Anasa tristis
Squash bug nymph 1736.JPG
Nymphs on a squash plant
Scientific classification edit
Kingdom: Animalia
Phylum: Arthropoda
Class: Insecta
Order: Hemiptera
Suborder: Heteroptera
Family: Coreidae
Genus: Anasa
A. tristis
Binomial name
Anasa tristis
(De Geer), 1773
Eggs on underside of squash plant's leaf
Squash bug eggs on the underside of yellow crookneck squash leaves
Nymphs of several instars, on squash


The adult Anasa tristis is a greyish-brown, somewhat flattened insect reaching a length of about 1.5 cm (0.6 in) and a width of 0.75 cm (0.3 in). There is often a row of alternate brown and gold spots along the margin of the abdomen. Adults survive for three or four months.[2][3]


Host plantsEdit

Anasa tristis can be found on various members of the gourd family Cucurbitaceae, but most often occurs on pumpkins and squashes. Some varieties and cultivars are more susceptible to attack than others. Research has shown that nymphs can grow to adulthood with varying degrees of success on different host plants; 70%, 49%, 14%, 0.3% and 0% survived to maturity on pumpkin, squash, watermelon, cucumber and cantaloupe melon respectively.[3] Larvae that primarily fed on cucumbers were more likely to live longer than those who fed on water alone, although these larvae didn't gain any substantial amount of weight in its developmental stage.[4]

Life cycleEdit

In the southern part of its range, the adult female Anasa tristis lays two or three batches of about eighteen eggs, but in the northern part of the range it just lays a single batch. The eggs are oval, somewhat flattened and bronze in colour, and are deposited on the underside of the leaves of the host plant. They may be clustered close together or more widely dispersed but are often regularly arranged. The eggs hatch after seven to nine days into nymphs which have five instar stages. The first instar nymphs are green and about 2.5 mm (0.1 in) in length. Each successive instar is larger and less hairy and grey. The fifth instar is grey, with developing wing pads and about 10 mm (0.4 in) in length. The complete nymphal stage lasts about 33 days.[3]

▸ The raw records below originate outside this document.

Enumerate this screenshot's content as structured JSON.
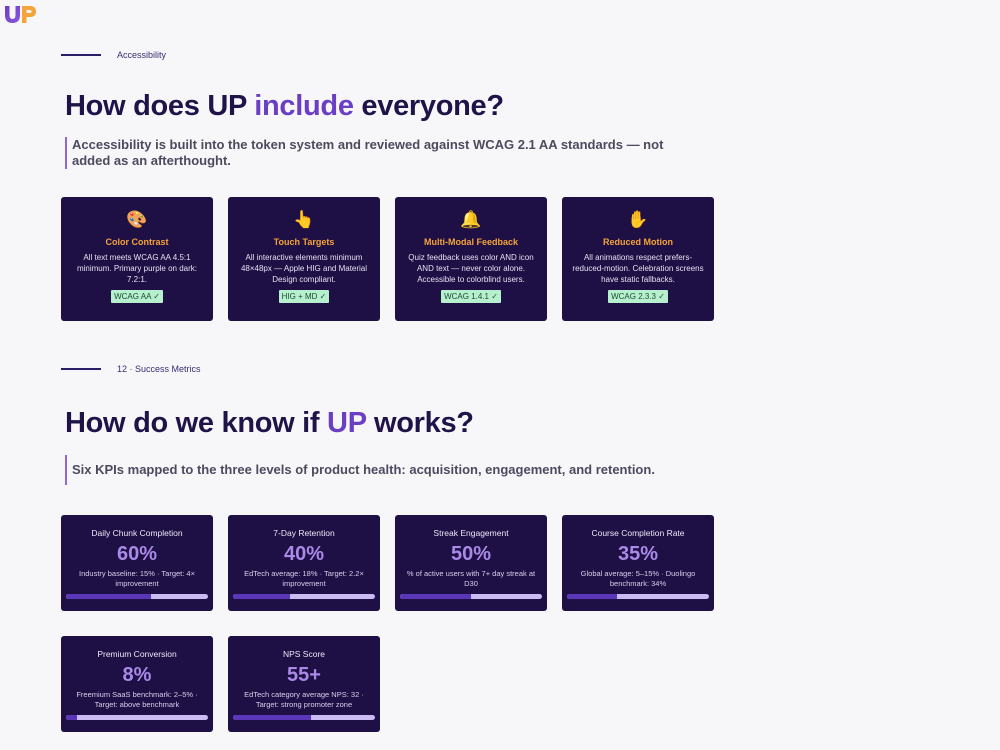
{
  "brand": {
    "logo_text": "UP",
    "primary": "#6a3fc4",
    "accent": "#f5a43a",
    "card_bg": "#1e0f45"
  },
  "accessibility": {
    "section_label": "Accessibility",
    "heading_pre": "How does UP ",
    "heading_accent": "include",
    "heading_post": " everyone?",
    "lead": "Accessibility is built into the token system and reviewed against WCAG 2.1 AA standards — not added as an afterthought.",
    "cards": [
      {
        "icon": "palette-icon",
        "emoji": "🎨",
        "title": "Color Contrast",
        "desc": "All text meets WCAG AA 4.5:1 minimum. Primary purple on dark: 7.2:1.",
        "badge": "WCAG AA ✓"
      },
      {
        "icon": "pointing-hand-icon",
        "emoji": "👆",
        "title": "Touch Targets",
        "desc": "All interactive elements minimum 48×48px — Apple HIG and Material Design compliant.",
        "badge": "HIG + MD ✓"
      },
      {
        "icon": "bell-icon",
        "emoji": "🔔",
        "title": "Multi-Modal Feedback",
        "desc": "Quiz feedback uses color AND icon AND text — never color alone. Accessible to colorblind users.",
        "badge": "WCAG 1.4.1 ✓"
      },
      {
        "icon": "raised-hand-icon",
        "emoji": "✋",
        "title": "Reduced Motion",
        "desc": "All animations respect prefers-reduced-motion. Celebration screens have static fallbacks.",
        "badge": "WCAG 2.3.3 ✓"
      }
    ]
  },
  "metrics": {
    "section_label": "12 · Success Metrics",
    "heading_pre": "How do we know if ",
    "heading_accent": "UP",
    "heading_post": " works?",
    "lead": "Six KPIs mapped to the three levels of product health: acquisition, engagement, and retention.",
    "kpis": [
      {
        "title": "Daily Chunk Completion",
        "value": "60%",
        "note": "Industry baseline: 15% · Target: 4× improvement",
        "progress": 0.6
      },
      {
        "title": "7-Day Retention",
        "value": "40%",
        "note": "EdTech average: 18% · Target: 2.2× improvement",
        "progress": 0.4
      },
      {
        "title": "Streak Engagement",
        "value": "50%",
        "note": "% of active users with 7+ day streak at D30",
        "progress": 0.5
      },
      {
        "title": "Course Completion Rate",
        "value": "35%",
        "note": "Global average: 5–15% · Duolingo benchmark: 34%",
        "progress": 0.35
      },
      {
        "title": "Premium Conversion",
        "value": "8%",
        "note": "Freemium SaaS benchmark: 2–5% · Target: above benchmark",
        "progress": 0.08
      },
      {
        "title": "NPS Score",
        "value": "55+",
        "note": "EdTech category average NPS: 32 · Target: strong promoter zone",
        "progress": 0.55
      }
    ]
  }
}
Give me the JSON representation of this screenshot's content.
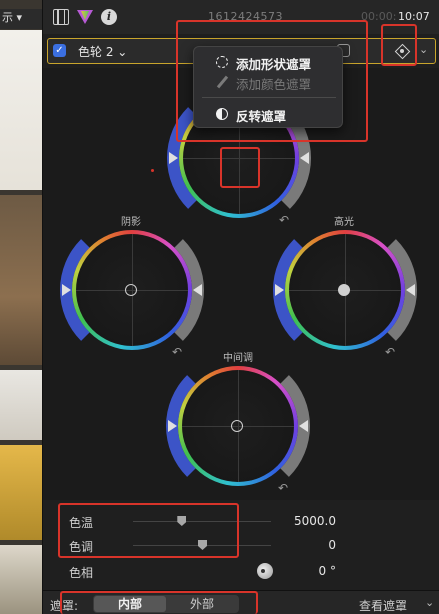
{
  "left_strip": {
    "label": "示 ▾"
  },
  "top_bar": {
    "clip_id": "1612424573",
    "timecode_dim": "00:00:",
    "timecode": "10:07"
  },
  "effect": {
    "checked": "✓",
    "name": "色轮 2 ⌄",
    "chevron": "⌄"
  },
  "mask_menu": {
    "add_shape_mask": "添加形状遮罩",
    "add_color_mask": "添加颜色遮罩",
    "invert_mask": "反转遮罩"
  },
  "wheels": {
    "shadows_label": "阴影",
    "highlights_label": "高光",
    "midtones_label": "中间调",
    "reset_symbol": "↶"
  },
  "params": {
    "temperature": {
      "label": "色温",
      "value": "5000.0",
      "position": 0.35
    },
    "tint": {
      "label": "色调",
      "value": "0",
      "position": 0.5
    },
    "hue": {
      "label": "色相",
      "value": "0 °"
    }
  },
  "bottom_bar": {
    "mask_label": "遮罩:",
    "inside": "内部",
    "outside": "外部",
    "view_mask": "查看遮罩",
    "chevron": "⌄"
  },
  "colors": {
    "annotation_red": "#d8342a",
    "selection_gold": "#c9a52c",
    "checkbox_blue": "#3b6fe0"
  }
}
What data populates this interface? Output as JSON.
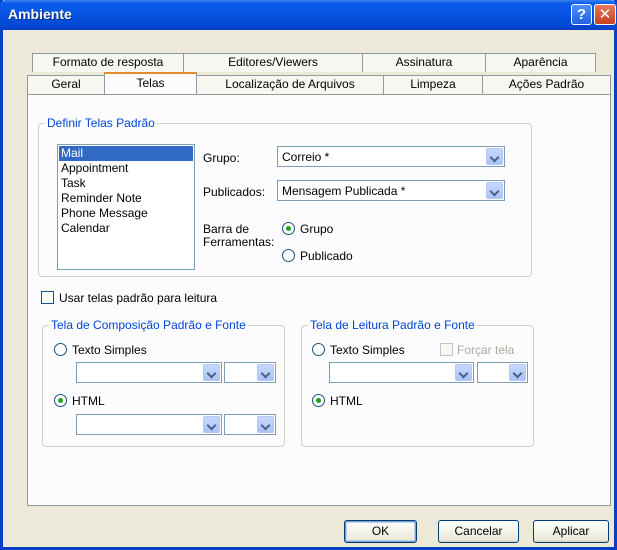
{
  "window": {
    "title": "Ambiente",
    "help_glyph": "?",
    "close_glyph": "✕"
  },
  "tabs_back": [
    "Formato de resposta",
    "Editores/Viewers",
    "Assinatura",
    "Aparência"
  ],
  "tabs_front": [
    "Geral",
    "Telas",
    "Localização de Arquivos",
    "Limpeza",
    "Ações Padrão"
  ],
  "active_tab": "Telas",
  "default_screens": {
    "legend": "Definir Telas Padrão",
    "list": [
      "Mail",
      "Appointment",
      "Task",
      "Reminder Note",
      "Phone Message",
      "Calendar"
    ],
    "selected": "Mail",
    "group_label": "Grupo:",
    "group_value": "Correio *",
    "published_label": "Publicados:",
    "published_value": "Mensagem Publicada *",
    "toolbar_label_line1": "Barra de",
    "toolbar_label_line2": "Ferramentas:",
    "radio_group": "Grupo",
    "radio_published": "Publicado",
    "toolbar_selected": "Grupo"
  },
  "use_default_reading": {
    "label": "Usar telas padrão para leitura",
    "checked": false
  },
  "compose": {
    "legend": "Tela de Composição Padrão e Fonte",
    "plain_text": "Texto Simples",
    "html": "HTML",
    "selected": "HTML"
  },
  "reading": {
    "legend": "Tela de Leitura Padrão e Fonte",
    "plain_text": "Texto Simples",
    "force_screen": "Forçar tela",
    "html": "HTML",
    "selected": "HTML"
  },
  "buttons": {
    "ok": "OK",
    "cancel": "Cancelar",
    "apply": "Aplicar"
  }
}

Anasa tristis is a true bug that feeds by sucking sap, mainly from the leaves, but sometimes also the fruit. Historically, at least as far back as 1902, some gardeners believed that Anasa tristis had toxic saliva, however more recent research from 1993 suggests the process of harming plants does not involve any toxins. What happens is that the insects physically damage the xylem and leaves of the plant, which causes them to wilt, darken in colour and die. [5] The heavier the infestation, the greater the damage to the plant. Sometimes one plant or part of a plant can be heavily attacked while surrounding plants are untouched.[3] Besides the direct damage their feeding causes to the plant, these insects can act as vectors for cucurbit yellow vine disease caused by the bacterium Serratia marcescens. This disease can kill the plants.[6]

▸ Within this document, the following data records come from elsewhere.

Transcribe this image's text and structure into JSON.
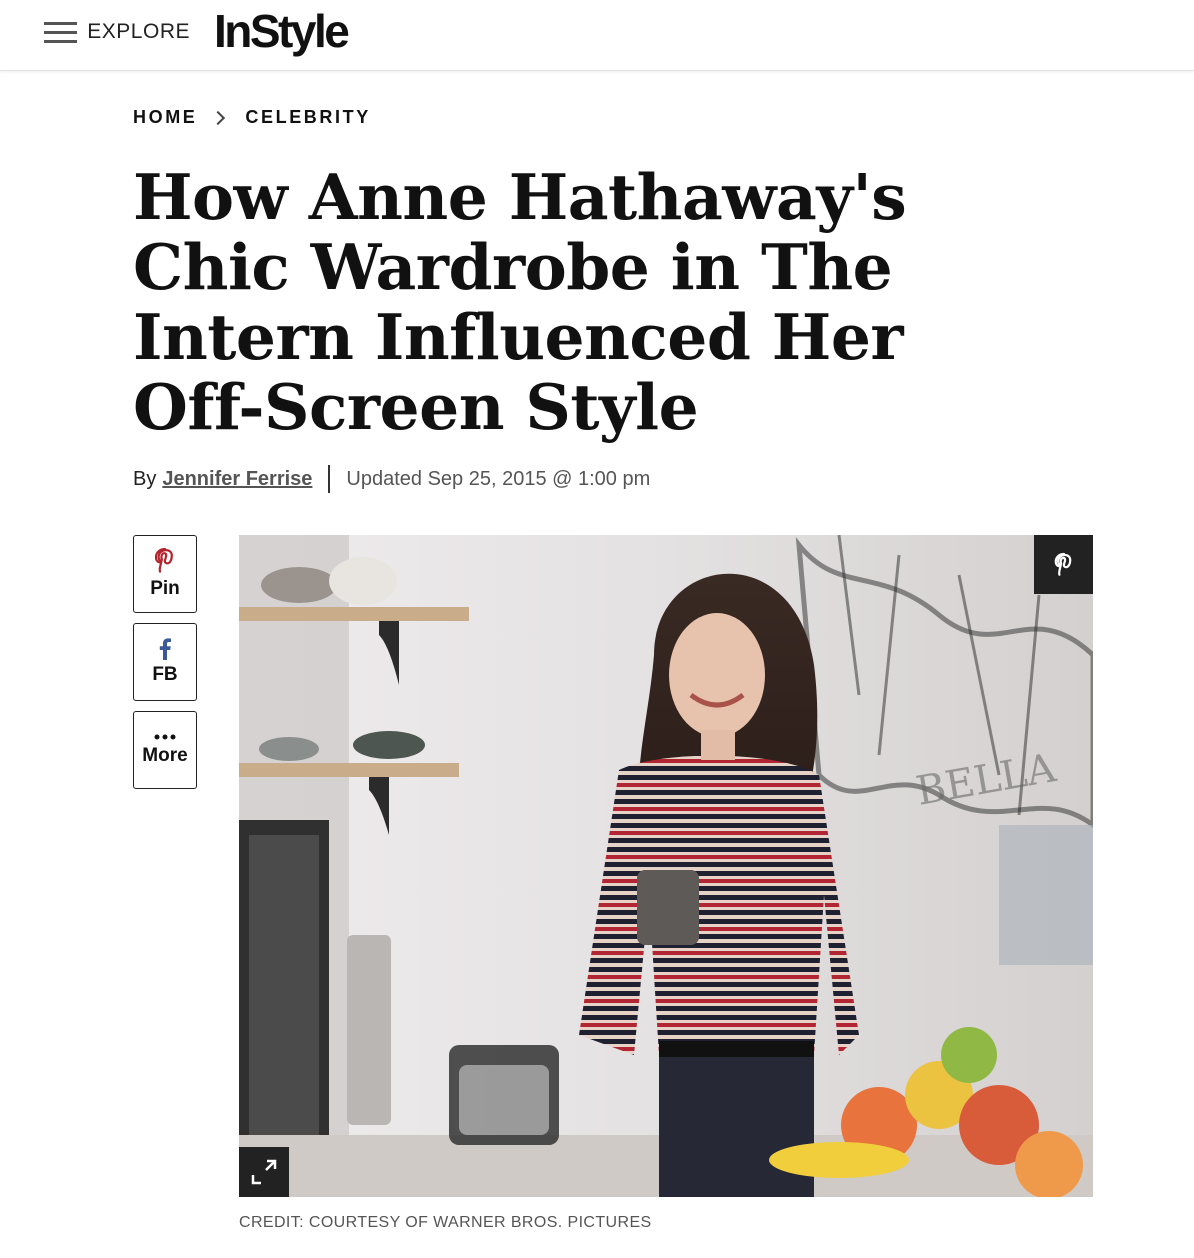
{
  "header": {
    "menu_label": "EXPLORE",
    "logo_text": "InStyle"
  },
  "breadcrumb": {
    "items": [
      "HOME",
      "CELEBRITY"
    ]
  },
  "article": {
    "title": "How Anne Hathaway's Chic Wardrobe in The Intern Influenced Her Off-Screen Style",
    "byline_prefix": "By",
    "author": "Jennifer Ferrise",
    "updated": "Updated Sep 25, 2015 @ 1:00 pm",
    "image_credit": "CREDIT: COURTESY OF WARNER BROS. PICTURES",
    "image_text": "BELLA"
  },
  "share": {
    "pin_label": "Pin",
    "fb_label": "FB",
    "more_label": "More"
  },
  "colors": {
    "pinterest": "#b3242c",
    "facebook": "#3b5998",
    "overlay": "#222222"
  }
}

  1. ^ Arnold, 2001
  2. ^ Mertz, Leslie (20 January 2016). "Squash Bugs Still Making Growers Crazy After All These Years". Entomology Today. Retrieved 29 March 2016.
  3. ^ a b c d Capinera, John (1 March 1999). "Squah bug: Anasa tristis". Featured Creatures. IFAS. Retrieved 29 March 2016.
  4. ^ Cook, Colwell A.; Neal, Jonathan J. (1999-04-01). "Feeding Behavior of Larvae of Anasa tristis (Heteroptera: Coreidae) on Pumpkin and Cucumber". Environmental Entomology. 28 (2): 173–177. doi:10.1093/ee/28.2.173. ISSN 0046-225X.
  5. ^ H. B. Doughty, J. M. Wilson, P. B. Schultz, T. P. Kuhar, Squash Bug (Hemiptera: Coreidae): Biology and Management in Cucurbitaceous Crops, Journal of Integrated Pest Management, Volume 7, Issue 1, January 2016, 1,
  6. ^ Boucher, T. Jude (1 May 2005). "Cucurbit Yellow Vine Disease (CYVD) In Connecticut". University of Connecticut, Cooperative Extension System. Retrieved 30 March 2016.